Freshman Tyler Dorsey leads a group of newcomers that are looking to make their impact felt right away. Dorsey, a 6-4 guard from Los Angeles, was ranked as the nation’s 23rd best player. He was also the California Player of the Year. He averaged 34 points, 10.4 rebounds and 3.7 assists per game as a senior.
Fellow Southern Californian, Kendall Small, a 6-0 guard from Anaheim, was a four-star recruit that averaged 22 points and 9.3 rebounds as a senior for Mayfield High. He also averaged nearly five assists a game and 3.1 steals.
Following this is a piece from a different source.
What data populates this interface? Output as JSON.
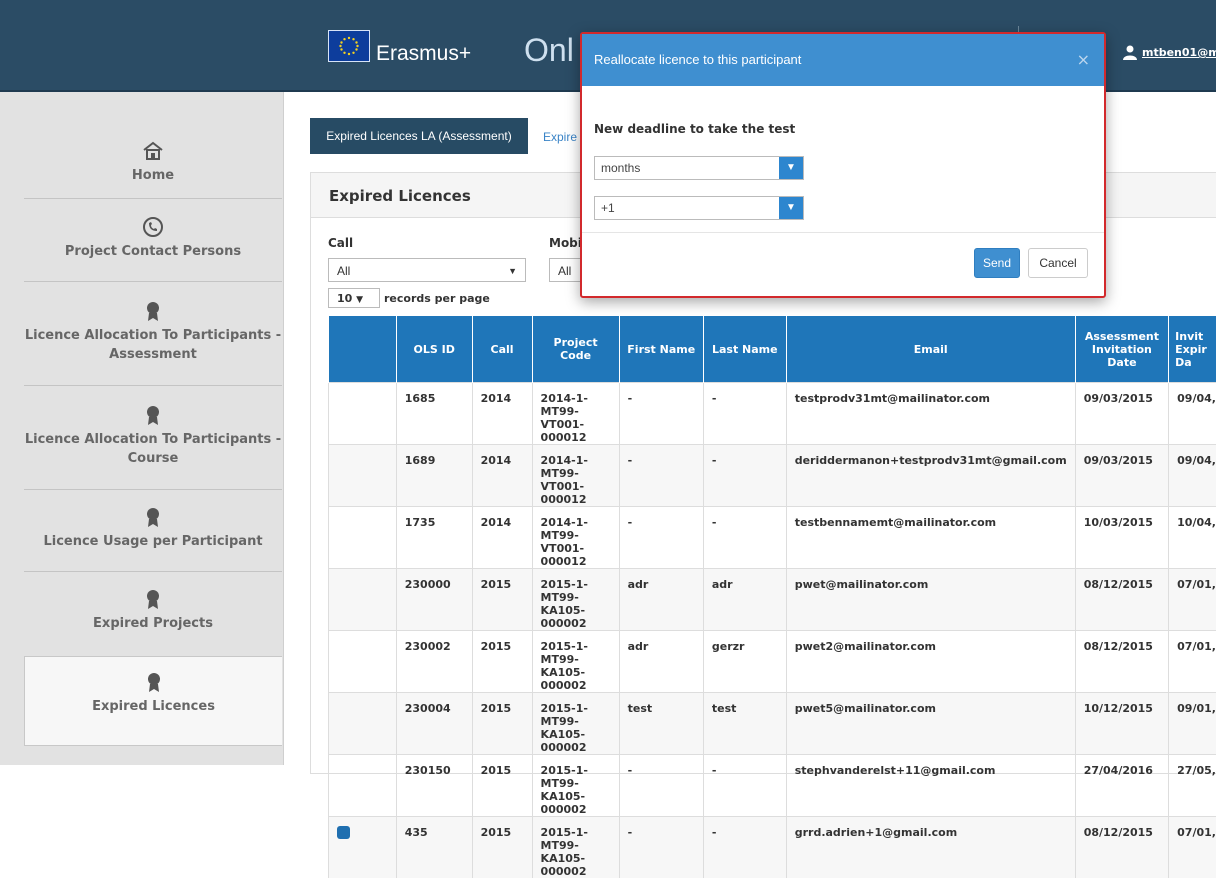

The last of the freshmen trio is Trevor Manuel, a 6-9 forward from Lancing, Mich., where he was ranked as the No. 3 player coming out of the state of Michigan. He averaged 22 points per game .
As for the conference itself, it was no surprise that Arizona was picked to win it, followed by Cal and Utah and then the Ducks. UCLA and Oregon State round out the top half. The Beavers’ sixth place selection is their highest in over a decade.
Arizona was the obvious choice to win the Pac-12 as the Wildcats return a loaded roster, led by center Kaleb Tarczewski and his 9.3 ppg and 5.2 rpg. Cal returns the leagues top backcourt in Tyrone Wallace and Jordan Mathews. If there is one team that could seriously challenge Arizona for the crown, it’s the Utes.
Utah returns four starters from a team that finished 26-9 last season and advanced to the Sweet 16 before going down to Duke 63-57.
Oregon begins its 2015-16 campaign with two exhibitions with Northwest Christian Nov. 3 and Southern Oregon Nov. 8. The Ducks’ will try to avoid bad luck with their first counting game coming on Friday, Nov. 13 with a home date against Jackson State.
Other notable non-conference games include Baylor (Nov. 16), Valpo (Nov. 22), Fresno State (Nov. 30), at UNLV (Dec. 4) and facing off with Navy at Pearl Harbor, Haw. Dec. 7. Oregon’s lone true road tests come Dec. 12 at Boise State and Dec. 21 at Alabama.
The Ducks’ first conference game is at Corvallis Jan. 3 in the first of two Civil Wars.
~ Don Smalley